◆ **Work item**:
Across the records below, how many lines include the string "this"? Respond with the number only.

◆ **Entries shown**:
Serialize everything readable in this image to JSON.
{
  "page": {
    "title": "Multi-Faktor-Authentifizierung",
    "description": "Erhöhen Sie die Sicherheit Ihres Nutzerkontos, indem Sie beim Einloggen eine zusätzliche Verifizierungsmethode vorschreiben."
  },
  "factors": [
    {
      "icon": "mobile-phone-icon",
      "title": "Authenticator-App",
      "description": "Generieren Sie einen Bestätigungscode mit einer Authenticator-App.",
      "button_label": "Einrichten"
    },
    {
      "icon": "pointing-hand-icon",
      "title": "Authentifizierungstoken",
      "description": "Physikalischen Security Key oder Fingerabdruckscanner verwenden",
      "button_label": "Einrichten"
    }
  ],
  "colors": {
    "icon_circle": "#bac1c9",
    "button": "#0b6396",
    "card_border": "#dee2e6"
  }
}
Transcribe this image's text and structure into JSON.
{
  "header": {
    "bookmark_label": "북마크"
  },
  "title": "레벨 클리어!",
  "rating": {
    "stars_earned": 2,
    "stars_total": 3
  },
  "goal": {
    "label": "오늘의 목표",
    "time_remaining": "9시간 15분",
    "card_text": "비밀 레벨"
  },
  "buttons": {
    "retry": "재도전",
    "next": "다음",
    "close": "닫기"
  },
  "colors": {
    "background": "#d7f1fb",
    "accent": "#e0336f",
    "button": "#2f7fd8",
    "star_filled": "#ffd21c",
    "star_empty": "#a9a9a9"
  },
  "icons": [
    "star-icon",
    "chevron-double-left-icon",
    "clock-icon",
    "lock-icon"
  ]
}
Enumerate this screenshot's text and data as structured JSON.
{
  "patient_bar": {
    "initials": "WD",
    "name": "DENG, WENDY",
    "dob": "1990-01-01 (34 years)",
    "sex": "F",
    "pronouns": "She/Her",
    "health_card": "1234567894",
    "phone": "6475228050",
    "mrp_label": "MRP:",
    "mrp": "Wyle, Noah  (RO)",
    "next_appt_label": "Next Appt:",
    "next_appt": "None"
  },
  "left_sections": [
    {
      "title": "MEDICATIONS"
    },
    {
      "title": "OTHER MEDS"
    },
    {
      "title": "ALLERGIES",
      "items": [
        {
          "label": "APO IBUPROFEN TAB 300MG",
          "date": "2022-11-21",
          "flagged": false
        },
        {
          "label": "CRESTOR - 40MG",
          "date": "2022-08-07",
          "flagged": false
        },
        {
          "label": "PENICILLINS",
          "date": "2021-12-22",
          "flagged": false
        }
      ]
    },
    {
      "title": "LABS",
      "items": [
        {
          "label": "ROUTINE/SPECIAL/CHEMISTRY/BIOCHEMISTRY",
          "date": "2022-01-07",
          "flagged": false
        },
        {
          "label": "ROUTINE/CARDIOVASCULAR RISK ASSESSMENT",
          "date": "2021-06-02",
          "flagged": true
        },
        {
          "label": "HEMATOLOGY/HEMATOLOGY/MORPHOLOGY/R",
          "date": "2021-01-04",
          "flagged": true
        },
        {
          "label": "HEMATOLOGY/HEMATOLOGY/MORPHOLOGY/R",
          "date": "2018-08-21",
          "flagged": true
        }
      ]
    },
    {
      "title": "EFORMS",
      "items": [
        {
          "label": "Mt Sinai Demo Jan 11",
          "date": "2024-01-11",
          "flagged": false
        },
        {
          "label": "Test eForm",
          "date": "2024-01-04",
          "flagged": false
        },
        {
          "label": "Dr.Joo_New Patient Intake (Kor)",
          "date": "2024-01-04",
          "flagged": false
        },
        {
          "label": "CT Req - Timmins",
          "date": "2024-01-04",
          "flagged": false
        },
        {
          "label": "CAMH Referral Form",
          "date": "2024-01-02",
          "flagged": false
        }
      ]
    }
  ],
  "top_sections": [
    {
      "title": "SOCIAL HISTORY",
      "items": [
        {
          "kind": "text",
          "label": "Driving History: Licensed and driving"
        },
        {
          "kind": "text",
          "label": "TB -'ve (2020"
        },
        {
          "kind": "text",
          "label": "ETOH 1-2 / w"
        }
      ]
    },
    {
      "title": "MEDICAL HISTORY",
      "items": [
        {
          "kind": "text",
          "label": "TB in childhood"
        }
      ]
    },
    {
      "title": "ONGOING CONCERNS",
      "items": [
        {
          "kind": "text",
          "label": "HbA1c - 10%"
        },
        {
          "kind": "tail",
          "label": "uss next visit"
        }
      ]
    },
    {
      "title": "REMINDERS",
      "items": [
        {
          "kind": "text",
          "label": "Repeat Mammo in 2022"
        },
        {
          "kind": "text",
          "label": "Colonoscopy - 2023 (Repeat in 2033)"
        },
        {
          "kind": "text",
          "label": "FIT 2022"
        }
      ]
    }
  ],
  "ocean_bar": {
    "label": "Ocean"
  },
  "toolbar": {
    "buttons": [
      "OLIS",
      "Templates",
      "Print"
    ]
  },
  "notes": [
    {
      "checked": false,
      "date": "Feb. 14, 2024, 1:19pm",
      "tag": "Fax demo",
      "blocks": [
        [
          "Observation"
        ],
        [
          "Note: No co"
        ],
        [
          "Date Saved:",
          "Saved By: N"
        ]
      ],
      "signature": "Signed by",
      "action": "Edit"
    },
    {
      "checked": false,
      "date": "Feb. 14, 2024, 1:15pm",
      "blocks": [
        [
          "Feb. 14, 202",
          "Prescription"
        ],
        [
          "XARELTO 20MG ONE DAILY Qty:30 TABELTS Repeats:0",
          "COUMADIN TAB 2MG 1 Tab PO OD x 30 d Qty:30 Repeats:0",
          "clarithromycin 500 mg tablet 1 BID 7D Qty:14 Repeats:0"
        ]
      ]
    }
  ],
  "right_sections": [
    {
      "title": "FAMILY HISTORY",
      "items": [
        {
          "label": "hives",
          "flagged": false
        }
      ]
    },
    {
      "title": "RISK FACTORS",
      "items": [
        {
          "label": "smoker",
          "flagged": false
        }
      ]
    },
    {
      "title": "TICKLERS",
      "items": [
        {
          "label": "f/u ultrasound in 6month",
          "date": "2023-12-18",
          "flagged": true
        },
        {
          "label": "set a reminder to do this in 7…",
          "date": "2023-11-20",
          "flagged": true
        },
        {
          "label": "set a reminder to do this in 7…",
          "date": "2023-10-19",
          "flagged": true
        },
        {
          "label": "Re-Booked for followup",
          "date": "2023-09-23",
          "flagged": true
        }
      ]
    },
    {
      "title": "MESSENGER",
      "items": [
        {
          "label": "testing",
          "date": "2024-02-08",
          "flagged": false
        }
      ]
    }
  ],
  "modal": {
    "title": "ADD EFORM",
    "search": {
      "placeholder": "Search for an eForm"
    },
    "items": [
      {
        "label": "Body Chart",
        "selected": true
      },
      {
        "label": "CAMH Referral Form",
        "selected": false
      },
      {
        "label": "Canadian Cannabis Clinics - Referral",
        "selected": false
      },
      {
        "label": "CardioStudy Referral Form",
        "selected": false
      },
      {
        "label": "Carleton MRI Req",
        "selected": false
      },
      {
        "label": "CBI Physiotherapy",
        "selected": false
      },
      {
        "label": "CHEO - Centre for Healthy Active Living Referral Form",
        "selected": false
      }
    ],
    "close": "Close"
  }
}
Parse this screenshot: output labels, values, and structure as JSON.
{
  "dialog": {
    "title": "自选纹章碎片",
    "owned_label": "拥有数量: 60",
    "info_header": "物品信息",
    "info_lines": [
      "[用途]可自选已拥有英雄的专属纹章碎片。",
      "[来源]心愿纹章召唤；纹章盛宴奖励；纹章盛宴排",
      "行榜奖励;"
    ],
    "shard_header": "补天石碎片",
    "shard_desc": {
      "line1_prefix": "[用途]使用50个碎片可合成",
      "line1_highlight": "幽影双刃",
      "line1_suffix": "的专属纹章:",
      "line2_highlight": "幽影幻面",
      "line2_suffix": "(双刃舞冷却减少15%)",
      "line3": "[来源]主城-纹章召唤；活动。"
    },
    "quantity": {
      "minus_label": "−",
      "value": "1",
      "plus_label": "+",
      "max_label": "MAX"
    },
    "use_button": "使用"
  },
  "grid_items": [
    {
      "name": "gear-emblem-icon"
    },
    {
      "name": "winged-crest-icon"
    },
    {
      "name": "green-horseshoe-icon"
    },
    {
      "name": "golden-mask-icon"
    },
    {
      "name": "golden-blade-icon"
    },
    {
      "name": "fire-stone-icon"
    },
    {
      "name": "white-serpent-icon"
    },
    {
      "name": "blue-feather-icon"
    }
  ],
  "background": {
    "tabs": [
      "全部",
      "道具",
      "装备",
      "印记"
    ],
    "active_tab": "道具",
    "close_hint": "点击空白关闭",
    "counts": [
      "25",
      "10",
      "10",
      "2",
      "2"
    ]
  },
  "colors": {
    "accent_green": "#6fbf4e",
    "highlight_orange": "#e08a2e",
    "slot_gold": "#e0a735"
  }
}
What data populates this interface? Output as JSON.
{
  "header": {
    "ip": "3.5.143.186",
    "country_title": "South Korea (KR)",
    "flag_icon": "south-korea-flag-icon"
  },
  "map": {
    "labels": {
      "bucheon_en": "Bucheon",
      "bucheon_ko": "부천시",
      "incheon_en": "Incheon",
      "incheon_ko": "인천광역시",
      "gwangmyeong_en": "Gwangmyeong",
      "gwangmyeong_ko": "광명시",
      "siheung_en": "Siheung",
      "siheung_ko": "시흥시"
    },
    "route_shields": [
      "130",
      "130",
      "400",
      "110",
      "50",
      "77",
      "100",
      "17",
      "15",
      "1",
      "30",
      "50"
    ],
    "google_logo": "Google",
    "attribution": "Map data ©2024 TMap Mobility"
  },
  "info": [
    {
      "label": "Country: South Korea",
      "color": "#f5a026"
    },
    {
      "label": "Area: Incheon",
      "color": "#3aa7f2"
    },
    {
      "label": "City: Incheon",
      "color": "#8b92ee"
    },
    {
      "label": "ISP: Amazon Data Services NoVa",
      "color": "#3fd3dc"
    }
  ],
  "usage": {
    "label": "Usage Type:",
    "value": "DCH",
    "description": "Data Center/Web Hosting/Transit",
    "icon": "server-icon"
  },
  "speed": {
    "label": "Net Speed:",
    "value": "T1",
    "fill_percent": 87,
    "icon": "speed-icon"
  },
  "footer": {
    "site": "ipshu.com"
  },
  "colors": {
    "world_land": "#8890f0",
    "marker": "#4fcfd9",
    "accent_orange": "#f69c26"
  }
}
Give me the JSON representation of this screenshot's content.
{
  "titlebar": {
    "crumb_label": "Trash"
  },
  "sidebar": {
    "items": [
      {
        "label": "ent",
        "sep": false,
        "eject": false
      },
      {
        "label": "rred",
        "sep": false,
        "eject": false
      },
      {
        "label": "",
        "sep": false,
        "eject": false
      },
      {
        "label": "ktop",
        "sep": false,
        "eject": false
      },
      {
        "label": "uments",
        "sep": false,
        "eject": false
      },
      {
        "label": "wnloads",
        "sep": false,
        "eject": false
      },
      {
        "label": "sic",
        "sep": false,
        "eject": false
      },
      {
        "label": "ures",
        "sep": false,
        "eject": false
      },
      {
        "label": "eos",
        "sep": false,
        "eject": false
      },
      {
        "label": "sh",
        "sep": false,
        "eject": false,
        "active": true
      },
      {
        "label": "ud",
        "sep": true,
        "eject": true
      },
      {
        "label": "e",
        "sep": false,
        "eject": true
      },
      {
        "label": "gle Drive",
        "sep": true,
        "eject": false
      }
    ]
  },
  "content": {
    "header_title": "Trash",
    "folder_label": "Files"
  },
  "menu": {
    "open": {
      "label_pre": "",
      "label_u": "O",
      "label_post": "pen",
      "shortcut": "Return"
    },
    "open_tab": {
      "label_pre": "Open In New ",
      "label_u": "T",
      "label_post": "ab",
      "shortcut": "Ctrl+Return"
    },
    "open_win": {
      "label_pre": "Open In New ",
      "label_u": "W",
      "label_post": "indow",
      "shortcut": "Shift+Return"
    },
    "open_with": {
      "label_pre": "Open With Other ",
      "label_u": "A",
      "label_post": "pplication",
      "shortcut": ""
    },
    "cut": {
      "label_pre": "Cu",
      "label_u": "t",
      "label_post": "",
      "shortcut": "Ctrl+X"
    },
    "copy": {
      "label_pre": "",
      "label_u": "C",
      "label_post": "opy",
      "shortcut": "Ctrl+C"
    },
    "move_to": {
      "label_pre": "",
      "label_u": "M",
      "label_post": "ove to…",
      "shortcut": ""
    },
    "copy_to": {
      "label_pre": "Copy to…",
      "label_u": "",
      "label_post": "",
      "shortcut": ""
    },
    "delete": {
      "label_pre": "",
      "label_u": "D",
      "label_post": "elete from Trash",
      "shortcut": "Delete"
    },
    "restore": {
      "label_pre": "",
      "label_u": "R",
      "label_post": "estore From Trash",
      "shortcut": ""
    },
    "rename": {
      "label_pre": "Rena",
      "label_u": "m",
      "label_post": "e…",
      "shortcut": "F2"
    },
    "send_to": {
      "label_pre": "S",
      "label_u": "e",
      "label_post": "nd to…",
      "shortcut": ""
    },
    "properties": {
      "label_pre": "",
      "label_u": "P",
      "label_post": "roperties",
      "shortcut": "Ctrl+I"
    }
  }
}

◆ **Task result**:
8